= Records provided =
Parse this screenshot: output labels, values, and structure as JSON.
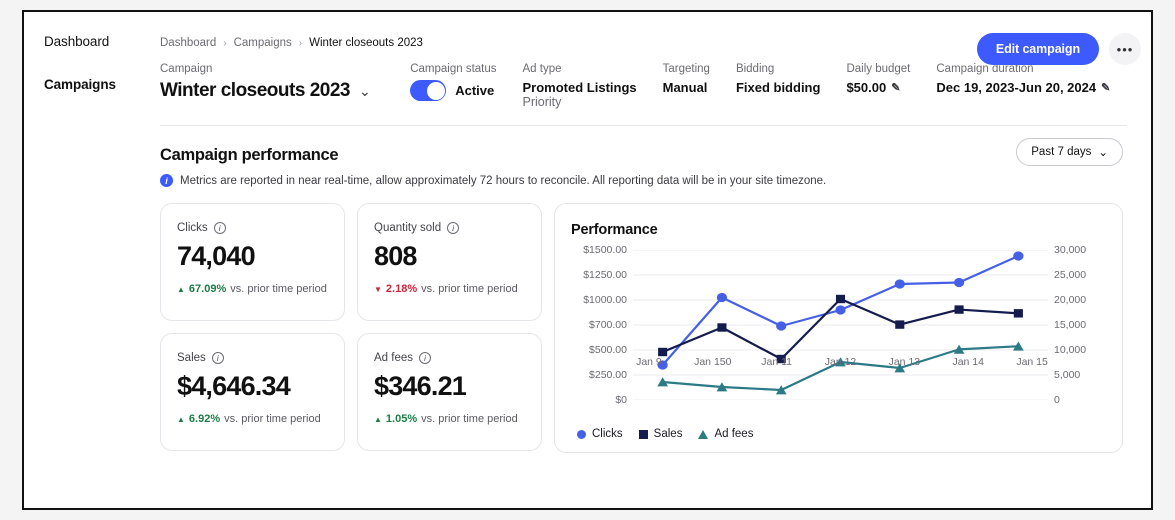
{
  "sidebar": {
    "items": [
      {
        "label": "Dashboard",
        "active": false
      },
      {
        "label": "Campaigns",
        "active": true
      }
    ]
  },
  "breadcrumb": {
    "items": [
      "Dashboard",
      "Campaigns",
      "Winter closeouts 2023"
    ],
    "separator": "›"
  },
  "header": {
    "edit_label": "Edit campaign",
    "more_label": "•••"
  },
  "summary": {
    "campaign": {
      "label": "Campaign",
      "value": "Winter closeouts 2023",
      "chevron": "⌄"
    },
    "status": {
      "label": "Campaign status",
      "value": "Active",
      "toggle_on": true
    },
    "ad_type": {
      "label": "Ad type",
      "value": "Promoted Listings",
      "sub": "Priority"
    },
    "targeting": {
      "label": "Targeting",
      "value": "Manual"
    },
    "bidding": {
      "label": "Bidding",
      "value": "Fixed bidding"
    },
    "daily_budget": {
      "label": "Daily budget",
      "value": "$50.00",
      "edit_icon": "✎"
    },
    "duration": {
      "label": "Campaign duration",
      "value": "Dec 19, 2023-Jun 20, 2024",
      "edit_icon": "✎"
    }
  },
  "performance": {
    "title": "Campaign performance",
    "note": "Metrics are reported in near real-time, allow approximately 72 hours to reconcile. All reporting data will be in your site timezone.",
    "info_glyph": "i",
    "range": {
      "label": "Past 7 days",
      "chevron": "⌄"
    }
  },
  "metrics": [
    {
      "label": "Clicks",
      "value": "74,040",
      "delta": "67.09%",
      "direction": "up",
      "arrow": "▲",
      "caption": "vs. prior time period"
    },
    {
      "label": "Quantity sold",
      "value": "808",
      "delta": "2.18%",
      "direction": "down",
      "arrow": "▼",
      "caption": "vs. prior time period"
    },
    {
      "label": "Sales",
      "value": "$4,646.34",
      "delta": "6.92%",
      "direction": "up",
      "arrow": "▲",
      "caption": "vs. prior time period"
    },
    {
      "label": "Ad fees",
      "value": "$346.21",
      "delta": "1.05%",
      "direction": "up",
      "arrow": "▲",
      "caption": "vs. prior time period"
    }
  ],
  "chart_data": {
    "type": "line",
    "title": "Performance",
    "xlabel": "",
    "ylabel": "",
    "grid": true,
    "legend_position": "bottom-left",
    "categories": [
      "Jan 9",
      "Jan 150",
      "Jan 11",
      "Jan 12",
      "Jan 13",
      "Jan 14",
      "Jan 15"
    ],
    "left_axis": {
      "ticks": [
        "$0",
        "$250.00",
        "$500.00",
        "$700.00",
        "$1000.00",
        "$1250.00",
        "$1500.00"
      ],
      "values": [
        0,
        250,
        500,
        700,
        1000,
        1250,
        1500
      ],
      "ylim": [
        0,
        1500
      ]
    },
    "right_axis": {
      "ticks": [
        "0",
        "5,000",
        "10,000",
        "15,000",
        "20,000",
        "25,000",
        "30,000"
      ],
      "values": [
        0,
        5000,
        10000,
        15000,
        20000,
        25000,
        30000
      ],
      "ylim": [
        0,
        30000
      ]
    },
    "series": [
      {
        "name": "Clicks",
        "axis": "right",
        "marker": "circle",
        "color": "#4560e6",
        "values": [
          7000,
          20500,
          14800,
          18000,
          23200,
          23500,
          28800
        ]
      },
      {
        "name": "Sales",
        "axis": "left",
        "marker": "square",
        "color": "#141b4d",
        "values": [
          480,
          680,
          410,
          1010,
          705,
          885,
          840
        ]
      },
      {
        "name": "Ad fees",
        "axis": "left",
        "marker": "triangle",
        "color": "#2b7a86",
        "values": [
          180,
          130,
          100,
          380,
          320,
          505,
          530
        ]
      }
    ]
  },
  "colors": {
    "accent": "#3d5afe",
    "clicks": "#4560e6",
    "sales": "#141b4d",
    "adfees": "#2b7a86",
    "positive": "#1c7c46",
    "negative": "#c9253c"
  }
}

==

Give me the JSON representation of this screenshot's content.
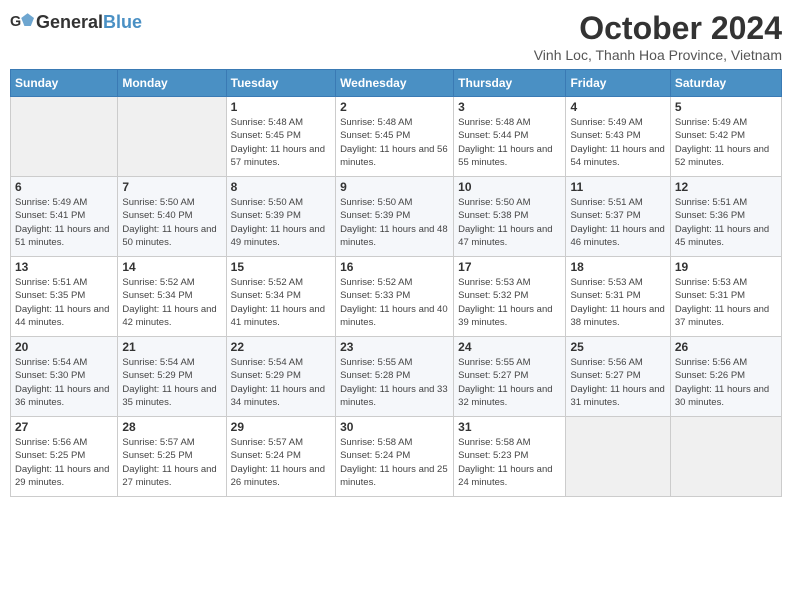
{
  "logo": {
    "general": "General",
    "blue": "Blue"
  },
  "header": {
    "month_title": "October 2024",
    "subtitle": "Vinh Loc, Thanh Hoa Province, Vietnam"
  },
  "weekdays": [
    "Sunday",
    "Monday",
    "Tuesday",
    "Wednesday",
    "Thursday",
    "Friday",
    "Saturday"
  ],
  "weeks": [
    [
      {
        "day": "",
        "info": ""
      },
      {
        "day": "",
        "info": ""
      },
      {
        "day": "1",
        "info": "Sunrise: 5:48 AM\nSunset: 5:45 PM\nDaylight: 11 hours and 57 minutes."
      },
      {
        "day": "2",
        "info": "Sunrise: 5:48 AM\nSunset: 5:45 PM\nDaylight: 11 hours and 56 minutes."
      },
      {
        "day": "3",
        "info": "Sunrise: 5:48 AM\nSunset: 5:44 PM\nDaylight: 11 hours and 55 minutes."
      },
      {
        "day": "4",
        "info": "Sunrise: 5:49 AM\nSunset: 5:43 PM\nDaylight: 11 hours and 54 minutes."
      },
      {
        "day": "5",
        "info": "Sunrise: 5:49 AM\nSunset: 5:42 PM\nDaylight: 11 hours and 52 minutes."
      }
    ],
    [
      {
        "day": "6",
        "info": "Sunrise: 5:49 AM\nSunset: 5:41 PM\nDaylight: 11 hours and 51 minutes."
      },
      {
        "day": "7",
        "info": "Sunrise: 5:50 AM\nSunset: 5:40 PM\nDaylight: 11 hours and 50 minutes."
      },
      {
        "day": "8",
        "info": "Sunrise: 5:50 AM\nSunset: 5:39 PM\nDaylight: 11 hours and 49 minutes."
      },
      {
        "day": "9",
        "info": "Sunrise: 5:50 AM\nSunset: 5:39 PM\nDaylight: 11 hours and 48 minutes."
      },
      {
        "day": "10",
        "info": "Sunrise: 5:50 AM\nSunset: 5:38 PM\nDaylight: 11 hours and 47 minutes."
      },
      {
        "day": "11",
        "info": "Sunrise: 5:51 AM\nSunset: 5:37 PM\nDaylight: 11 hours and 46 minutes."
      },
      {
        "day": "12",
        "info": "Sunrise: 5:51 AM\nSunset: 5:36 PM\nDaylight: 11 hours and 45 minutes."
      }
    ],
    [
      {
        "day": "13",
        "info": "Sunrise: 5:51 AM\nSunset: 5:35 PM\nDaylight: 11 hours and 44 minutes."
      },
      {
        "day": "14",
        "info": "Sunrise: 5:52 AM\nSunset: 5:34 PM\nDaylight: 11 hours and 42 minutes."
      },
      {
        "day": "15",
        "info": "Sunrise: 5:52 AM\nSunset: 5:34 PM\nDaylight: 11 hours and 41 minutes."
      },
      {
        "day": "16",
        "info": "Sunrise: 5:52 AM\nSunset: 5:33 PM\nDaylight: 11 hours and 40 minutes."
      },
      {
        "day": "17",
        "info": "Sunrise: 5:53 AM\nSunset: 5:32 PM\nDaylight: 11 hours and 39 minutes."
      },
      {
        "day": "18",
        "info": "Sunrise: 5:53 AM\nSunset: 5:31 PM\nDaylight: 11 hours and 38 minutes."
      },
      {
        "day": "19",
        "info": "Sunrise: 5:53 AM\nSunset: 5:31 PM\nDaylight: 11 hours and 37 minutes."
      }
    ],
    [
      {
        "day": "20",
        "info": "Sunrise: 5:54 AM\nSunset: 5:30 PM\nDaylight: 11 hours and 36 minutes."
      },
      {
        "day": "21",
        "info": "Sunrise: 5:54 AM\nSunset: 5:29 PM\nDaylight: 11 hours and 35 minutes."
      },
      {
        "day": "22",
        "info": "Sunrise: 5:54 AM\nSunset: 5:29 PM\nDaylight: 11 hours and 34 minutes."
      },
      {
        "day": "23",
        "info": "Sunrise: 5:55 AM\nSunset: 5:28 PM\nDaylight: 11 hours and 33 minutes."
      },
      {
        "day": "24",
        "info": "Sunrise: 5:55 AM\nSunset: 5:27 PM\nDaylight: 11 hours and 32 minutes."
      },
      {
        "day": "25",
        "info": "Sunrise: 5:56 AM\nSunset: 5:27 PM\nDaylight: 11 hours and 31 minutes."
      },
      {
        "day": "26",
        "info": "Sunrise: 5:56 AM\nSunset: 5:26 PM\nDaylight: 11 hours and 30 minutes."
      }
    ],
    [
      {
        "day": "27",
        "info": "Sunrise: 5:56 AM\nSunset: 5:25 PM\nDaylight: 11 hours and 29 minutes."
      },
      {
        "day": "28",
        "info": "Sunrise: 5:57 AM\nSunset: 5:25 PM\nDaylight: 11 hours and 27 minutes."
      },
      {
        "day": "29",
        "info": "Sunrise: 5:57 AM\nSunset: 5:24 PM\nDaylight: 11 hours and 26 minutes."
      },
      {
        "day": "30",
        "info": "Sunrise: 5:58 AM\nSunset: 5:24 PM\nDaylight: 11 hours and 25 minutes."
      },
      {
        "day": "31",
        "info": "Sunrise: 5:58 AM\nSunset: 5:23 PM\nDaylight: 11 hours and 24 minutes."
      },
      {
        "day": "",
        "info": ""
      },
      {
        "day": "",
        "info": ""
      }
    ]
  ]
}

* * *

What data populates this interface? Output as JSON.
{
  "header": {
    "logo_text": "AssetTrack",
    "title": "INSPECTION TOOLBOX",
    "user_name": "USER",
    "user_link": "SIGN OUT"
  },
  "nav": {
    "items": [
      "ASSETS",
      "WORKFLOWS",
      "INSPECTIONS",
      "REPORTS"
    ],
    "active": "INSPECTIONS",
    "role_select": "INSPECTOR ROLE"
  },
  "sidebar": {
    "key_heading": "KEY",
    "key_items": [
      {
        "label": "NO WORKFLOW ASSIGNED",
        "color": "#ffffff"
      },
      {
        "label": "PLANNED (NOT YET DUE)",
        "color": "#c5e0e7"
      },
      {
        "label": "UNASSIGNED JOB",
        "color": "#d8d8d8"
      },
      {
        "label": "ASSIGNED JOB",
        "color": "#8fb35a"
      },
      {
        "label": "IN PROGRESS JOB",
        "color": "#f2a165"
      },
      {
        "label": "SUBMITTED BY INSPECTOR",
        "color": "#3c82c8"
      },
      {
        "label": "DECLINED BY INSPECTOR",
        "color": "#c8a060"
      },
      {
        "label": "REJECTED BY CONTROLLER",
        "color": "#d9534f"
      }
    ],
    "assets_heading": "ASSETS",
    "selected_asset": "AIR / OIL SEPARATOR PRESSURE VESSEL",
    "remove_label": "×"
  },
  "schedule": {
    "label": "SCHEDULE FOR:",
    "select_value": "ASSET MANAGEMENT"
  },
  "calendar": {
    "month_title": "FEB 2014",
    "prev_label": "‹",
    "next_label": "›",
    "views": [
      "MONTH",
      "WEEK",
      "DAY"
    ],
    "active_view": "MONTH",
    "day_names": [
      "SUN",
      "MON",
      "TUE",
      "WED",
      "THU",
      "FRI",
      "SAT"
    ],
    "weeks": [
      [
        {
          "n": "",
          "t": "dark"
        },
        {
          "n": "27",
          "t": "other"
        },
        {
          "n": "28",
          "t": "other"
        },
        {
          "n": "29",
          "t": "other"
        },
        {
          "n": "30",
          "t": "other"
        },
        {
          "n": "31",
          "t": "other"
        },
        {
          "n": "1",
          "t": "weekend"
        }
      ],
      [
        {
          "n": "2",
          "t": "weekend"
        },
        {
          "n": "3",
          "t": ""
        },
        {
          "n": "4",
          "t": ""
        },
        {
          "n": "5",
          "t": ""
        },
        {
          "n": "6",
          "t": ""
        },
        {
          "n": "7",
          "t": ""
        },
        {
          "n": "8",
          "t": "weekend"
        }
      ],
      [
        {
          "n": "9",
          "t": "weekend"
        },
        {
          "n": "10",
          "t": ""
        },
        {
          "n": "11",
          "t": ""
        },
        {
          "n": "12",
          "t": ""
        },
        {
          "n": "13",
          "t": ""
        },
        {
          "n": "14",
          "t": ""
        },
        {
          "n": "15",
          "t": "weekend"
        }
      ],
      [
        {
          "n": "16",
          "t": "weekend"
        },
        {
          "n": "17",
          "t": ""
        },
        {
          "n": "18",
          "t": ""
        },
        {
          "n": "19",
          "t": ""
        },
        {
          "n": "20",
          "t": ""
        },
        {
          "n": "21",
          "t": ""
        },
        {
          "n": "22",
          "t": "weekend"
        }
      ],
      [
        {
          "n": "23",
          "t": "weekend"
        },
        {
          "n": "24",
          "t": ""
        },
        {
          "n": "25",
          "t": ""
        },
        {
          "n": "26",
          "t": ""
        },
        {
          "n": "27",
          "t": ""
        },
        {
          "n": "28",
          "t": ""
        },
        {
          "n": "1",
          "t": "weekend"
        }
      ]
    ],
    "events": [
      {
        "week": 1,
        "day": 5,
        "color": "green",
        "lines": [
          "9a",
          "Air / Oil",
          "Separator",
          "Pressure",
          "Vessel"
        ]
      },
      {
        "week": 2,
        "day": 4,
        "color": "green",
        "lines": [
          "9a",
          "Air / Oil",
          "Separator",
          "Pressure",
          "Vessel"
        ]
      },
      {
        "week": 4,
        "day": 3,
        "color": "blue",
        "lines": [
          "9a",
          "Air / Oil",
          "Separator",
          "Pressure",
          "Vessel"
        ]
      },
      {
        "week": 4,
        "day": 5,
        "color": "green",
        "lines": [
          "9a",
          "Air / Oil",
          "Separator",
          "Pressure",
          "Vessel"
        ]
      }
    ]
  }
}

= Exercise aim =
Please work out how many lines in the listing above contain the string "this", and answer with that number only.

= The answer =
3